§ **Work to complete**: Below are some records; output all of them exactly.

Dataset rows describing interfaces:
▬▬▬

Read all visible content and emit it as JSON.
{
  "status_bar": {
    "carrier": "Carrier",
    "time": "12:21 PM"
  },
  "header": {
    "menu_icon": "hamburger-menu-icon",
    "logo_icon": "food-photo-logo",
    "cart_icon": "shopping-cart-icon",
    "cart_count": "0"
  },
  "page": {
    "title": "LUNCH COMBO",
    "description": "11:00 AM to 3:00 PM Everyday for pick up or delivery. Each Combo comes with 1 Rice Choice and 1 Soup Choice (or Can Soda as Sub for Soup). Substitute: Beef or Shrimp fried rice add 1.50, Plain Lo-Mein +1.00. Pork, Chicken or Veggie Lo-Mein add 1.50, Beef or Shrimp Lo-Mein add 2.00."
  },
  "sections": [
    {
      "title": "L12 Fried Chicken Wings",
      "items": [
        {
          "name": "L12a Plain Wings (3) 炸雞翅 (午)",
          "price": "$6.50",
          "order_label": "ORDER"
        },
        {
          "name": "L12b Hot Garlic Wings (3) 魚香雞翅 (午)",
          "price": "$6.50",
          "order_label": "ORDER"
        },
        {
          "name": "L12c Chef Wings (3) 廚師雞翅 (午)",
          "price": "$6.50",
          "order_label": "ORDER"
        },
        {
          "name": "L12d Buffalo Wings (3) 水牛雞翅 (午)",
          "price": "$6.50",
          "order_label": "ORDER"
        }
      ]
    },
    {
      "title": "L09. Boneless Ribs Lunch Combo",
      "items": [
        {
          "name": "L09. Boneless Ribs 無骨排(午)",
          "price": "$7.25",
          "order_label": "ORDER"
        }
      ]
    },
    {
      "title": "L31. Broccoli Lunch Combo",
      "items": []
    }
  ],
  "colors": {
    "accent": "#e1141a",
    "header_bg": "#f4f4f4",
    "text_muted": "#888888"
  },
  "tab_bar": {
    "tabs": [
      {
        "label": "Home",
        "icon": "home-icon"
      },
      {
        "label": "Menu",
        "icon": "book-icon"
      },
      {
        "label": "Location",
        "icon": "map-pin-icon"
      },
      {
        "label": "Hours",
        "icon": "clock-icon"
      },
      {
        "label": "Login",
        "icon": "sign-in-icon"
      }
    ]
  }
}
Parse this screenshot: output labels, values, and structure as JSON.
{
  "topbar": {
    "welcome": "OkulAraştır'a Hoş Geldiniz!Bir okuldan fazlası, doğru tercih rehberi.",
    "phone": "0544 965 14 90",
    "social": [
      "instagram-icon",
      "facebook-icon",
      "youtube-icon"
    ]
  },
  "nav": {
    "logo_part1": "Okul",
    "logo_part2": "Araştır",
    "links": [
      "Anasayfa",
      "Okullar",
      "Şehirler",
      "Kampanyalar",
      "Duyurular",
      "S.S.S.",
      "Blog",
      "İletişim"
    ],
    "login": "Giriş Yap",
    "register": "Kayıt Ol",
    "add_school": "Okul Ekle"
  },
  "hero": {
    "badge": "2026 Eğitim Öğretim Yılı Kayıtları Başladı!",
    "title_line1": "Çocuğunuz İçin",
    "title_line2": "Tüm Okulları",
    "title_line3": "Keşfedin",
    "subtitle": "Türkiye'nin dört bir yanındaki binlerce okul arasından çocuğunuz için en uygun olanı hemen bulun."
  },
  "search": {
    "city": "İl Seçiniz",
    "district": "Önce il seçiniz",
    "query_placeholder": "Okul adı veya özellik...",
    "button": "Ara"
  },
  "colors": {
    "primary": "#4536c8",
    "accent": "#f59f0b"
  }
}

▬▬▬

§ **Answer for this exercise**:
Read all visible content and emit it as JSON.
{
  "status_bar": {
    "carrier": "Carrier",
    "time": "12:21 PM"
  },
  "header": {
    "menu_icon": "hamburger-menu-icon",
    "logo_icon": "food-photo-logo",
    "cart_icon": "shopping-cart-icon",
    "cart_count": "0"
  },
  "page": {
    "title": "LUNCH COMBO",
    "description": "11:00 AM to 3:00 PM Everyday for pick up or delivery. Each Combo comes with 1 Rice Choice and 1 Soup Choice (or Can Soda as Sub for Soup). Substitute: Beef or Shrimp fried rice add 1.50, Plain Lo-Mein +1.00. Pork, Chicken or Veggie Lo-Mein add 1.50, Beef or Shrimp Lo-Mein add 2.00."
  },
  "sections": [
    {
      "title": "L12 Fried Chicken Wings",
      "items": [
        {
          "name": "L12a Plain Wings (3) 炸雞翅 (午)",
          "price": "$6.50",
          "order_label": "ORDER"
        },
        {
          "name": "L12b Hot Garlic Wings (3) 魚香雞翅 (午)",
          "price": "$6.50",
          "order_label": "ORDER"
        },
        {
          "name": "L12c Chef Wings (3) 廚師雞翅 (午)",
          "price": "$6.50",
          "order_label": "ORDER"
        },
        {
          "name": "L12d Buffalo Wings (3) 水牛雞翅 (午)",
          "price": "$6.50",
          "order_label": "ORDER"
        }
      ]
    },
    {
      "title": "L09. Boneless Ribs Lunch Combo",
      "items": [
        {
          "name": "L09. Boneless Ribs 無骨排(午)",
          "price": "$7.25",
          "order_label": "ORDER"
        }
      ]
    },
    {
      "title": "L31. Broccoli Lunch Combo",
      "items": []
    }
  ],
  "colors": {
    "accent": "#e1141a",
    "header_bg": "#f4f4f4",
    "text_muted": "#888888"
  },
  "tab_bar": {
    "tabs": [
      {
        "label": "Home",
        "icon": "home-icon"
      },
      {
        "label": "Menu",
        "icon": "book-icon"
      },
      {
        "label": "Location",
        "icon": "map-pin-icon"
      },
      {
        "label": "Hours",
        "icon": "clock-icon"
      },
      {
        "label": "Login",
        "icon": "sign-in-icon"
      }
    ]
  }
}
Parse this screenshot: output labels, values, and structure as JSON.
{
  "topbar": {
    "welcome": "OkulAraştır'a Hoş Geldiniz!Bir okuldan fazlası, doğru tercih rehberi.",
    "phone": "0544 965 14 90",
    "social": [
      "instagram-icon",
      "facebook-icon",
      "youtube-icon"
    ]
  },
  "nav": {
    "logo_part1": "Okul",
    "logo_part2": "Araştır",
    "links": [
      "Anasayfa",
      "Okullar",
      "Şehirler",
      "Kampanyalar",
      "Duyurular",
      "S.S.S.",
      "Blog",
      "İletişim"
    ],
    "login": "Giriş Yap",
    "register": "Kayıt Ol",
    "add_school": "Okul Ekle"
  },
  "hero": {
    "badge": "2026 Eğitim Öğretim Yılı Kayıtları Başladı!",
    "title_line1": "Çocuğunuz İçin",
    "title_line2": "Tüm Okulları",
    "title_line3": "Keşfedin",
    "subtitle": "Türkiye'nin dört bir yanındaki binlerce okul arasından çocuğunuz için en uygun olanı hemen bulun."
  },
  "search": {
    "city": "İl Seçiniz",
    "district": "Önce il seçiniz",
    "query_placeholder": "Okul adı veya özellik...",
    "button": "Ara"
  },
  "colors": {
    "primary": "#4536c8",
    "accent": "#f59f0b"
  }
}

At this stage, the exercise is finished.